The only lines longer than those for the presidential election this week were those seen at some gas stations in New Jersey and New York in the week after Hurricane Sandy.  

Power outages and distribution issues in the wake of the storm left some delivery terminals and service stations — particularly in Northern New Jersey and New York City — without electricity and thus unable to deliver gasoline to stations and consumers.  

It is important for motorists to realize that this continues to be an issue of electrical supply rather than a gasoline shortage.  Once power is restored, there is more than adequate gasoline supply ready to be delivered to consumers.

Crude oil prices saw up and down movement this week due to various factors.  The commodity rose above $85 per barrel on Thursday as post-election volatility continued, that following a 5 percent decline on Wednesday, which followed a big jump on Tuesday.  

Pushing crude oil prices down mid-week were U.S. budget negotiations returning front and center following Tuesday’s election, in addition to ample supplies and weak demand.  

Some fear the so-called “fiscal cliff,” a $600 billion package of spending cuts and tax increases could trim the deficit, but push a fragile U.S. economy back into a recession.  

Weakness in the U.S. economy at a time when China is struggling to push up its growth rate and Europe is grappling with its debt crisis may derail the global economic recovery even further.  But supply concerns with increasing violence in the Middle East are expected to keep prices supported.  

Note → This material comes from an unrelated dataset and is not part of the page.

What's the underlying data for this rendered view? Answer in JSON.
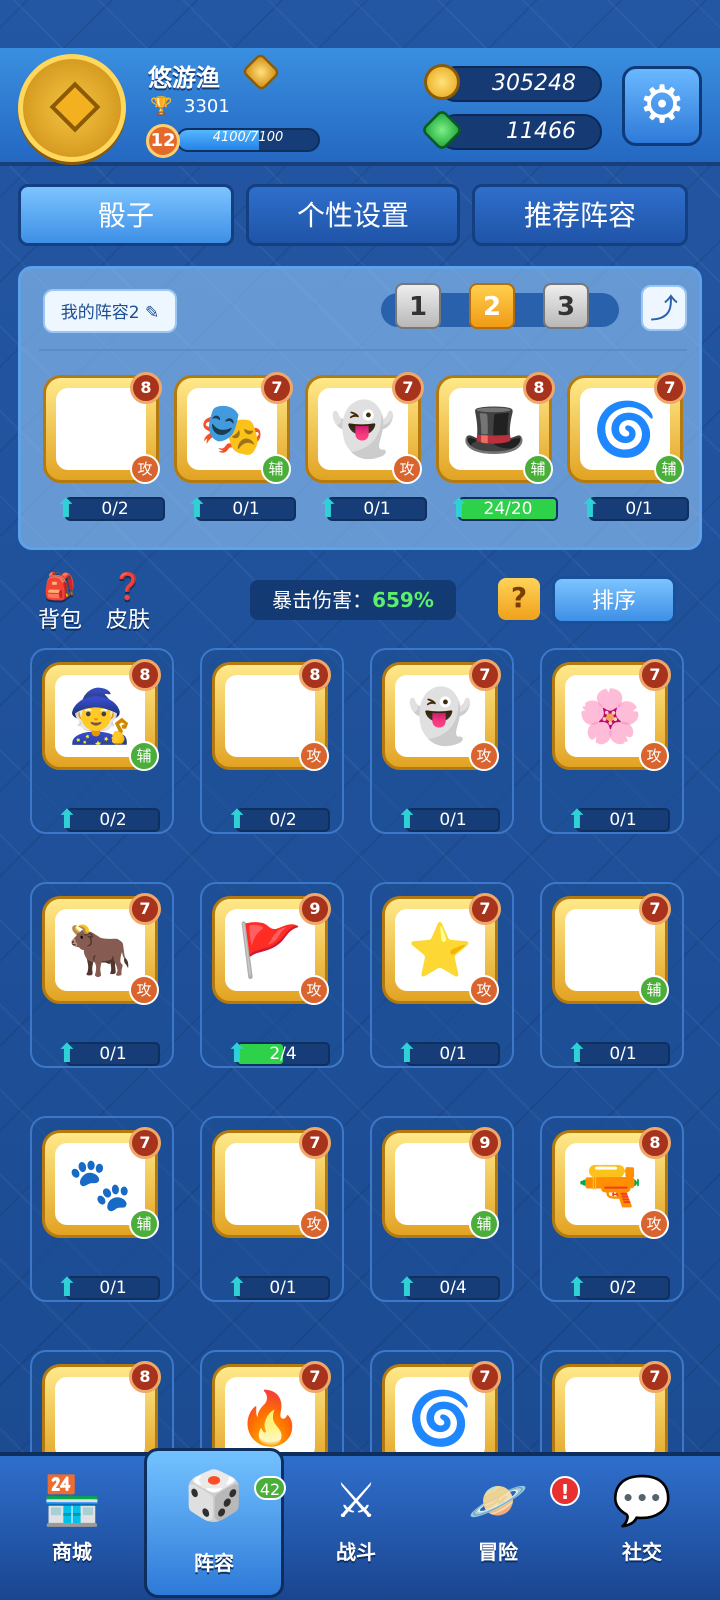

The EIA also announced that U.S. crude oil prices are expected to be almost 5 percent lower in 2013 than previously forecasted amid a sluggish economy.  Crude oil prices continued to rebound Friday to close the week at $86.07. 

In its weekly report, the U.S. Energy Information Administration (EIA) data showed crude oil stocks rose by 1.77 million barrels to 374.848 million barrels, in line with expectations and just 200,000 barrels shy of 375 million barrels, which would be the highest November inventory level on record.  Gasoline inventories rose by 2.875 million barrels, a bit higher than expectations, to 202.378 million barrels.  

Gasoline demand tumbled 537,000 barrels (which was probably inflated by pre-buys ahead of Hurricane Sandy) to 8.3 million barrels per day (bpd).  Along the East Coast, demand for fuels tumbled 6 percent as Sandy shuttered gas stations and kept motorists off the road.  The broader view from a four-week average perspective shows gas demand virtually flat to last year. 

“Despite continued gas station outages and rationing in New Jersey and New York in the aftermath of Hurricane Sandy and a snowy nor’easter storm, prices at the pump continue to decline and are quickly approaching year-ago prices in many markets,” said Martha M. Meade, manager of Public and Government Affairs for AAA Mid-Atlantic.  “This is welcome news for motorists who have been paying the highest calendar day price since August (4 months).  AAA believes the national average gas price could drop between $3.25 and $3.40 per gallon in time for the Thanksgiving holiday, less than two weeks away.”

While prices in some storm-affected areas have increased temporarily, ultimately the price impact of Hurricane Sandy will be due to demand destruction rather than supply destruction and pump prices will continue to decline.  This demand destruction will add to the recent downward pressure on gasoline prices from already low demand, continued economic concerns, and the switch to less expensive, winter-blend gasoline. 

AAA continues to predict that the national average will be $3.25 to $3.40 by Thanksgiving and $3.10 to $3.30 by the end of the year.